Data about app and page elements:

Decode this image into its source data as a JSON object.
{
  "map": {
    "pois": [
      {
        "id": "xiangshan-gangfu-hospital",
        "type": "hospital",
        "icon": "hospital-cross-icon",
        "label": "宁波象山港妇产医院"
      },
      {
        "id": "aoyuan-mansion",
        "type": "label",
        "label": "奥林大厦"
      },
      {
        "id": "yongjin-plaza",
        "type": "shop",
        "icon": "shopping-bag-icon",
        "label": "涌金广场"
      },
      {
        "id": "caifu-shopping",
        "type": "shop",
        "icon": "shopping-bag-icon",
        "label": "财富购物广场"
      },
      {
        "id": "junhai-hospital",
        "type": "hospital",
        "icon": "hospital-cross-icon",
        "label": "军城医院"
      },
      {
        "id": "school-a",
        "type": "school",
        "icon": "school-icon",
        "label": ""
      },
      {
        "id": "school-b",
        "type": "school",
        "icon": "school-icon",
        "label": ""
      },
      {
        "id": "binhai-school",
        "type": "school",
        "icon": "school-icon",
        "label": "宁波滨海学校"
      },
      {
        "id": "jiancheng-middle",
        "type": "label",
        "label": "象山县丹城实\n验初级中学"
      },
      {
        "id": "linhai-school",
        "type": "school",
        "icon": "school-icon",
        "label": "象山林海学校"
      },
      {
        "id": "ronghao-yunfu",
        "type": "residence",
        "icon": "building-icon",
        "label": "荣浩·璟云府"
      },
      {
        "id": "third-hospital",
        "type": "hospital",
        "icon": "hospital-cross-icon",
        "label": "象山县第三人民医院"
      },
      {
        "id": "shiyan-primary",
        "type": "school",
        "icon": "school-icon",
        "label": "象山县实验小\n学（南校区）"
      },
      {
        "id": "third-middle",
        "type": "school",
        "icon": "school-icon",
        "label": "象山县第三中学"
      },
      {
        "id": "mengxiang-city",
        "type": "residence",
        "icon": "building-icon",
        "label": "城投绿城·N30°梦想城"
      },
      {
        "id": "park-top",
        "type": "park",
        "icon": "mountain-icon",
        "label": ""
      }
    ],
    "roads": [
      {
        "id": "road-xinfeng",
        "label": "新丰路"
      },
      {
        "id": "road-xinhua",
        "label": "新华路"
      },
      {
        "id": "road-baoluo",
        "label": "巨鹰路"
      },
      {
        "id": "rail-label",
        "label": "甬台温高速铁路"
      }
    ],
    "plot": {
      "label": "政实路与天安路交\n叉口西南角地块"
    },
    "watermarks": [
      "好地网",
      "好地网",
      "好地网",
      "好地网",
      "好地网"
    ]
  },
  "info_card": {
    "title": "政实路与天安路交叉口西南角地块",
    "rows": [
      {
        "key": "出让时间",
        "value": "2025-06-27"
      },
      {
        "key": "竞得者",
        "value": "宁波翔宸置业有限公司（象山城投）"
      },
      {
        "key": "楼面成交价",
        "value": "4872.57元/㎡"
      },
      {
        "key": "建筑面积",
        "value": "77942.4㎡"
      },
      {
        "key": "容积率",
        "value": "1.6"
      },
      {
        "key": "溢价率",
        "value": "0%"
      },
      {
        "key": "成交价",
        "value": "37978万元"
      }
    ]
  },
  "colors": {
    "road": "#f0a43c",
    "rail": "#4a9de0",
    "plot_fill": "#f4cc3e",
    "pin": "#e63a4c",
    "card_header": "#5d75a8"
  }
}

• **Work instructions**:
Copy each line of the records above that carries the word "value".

• **Answer**:
        "value": "2025-06-27"
        "value": "宁波翔宸置业有限公司（象山城投）"
        "value": "4872.57元/㎡"
        "value": "77942.4㎡"
        "value": "1.6"
        "value": "0%"
        "value": "37978万元"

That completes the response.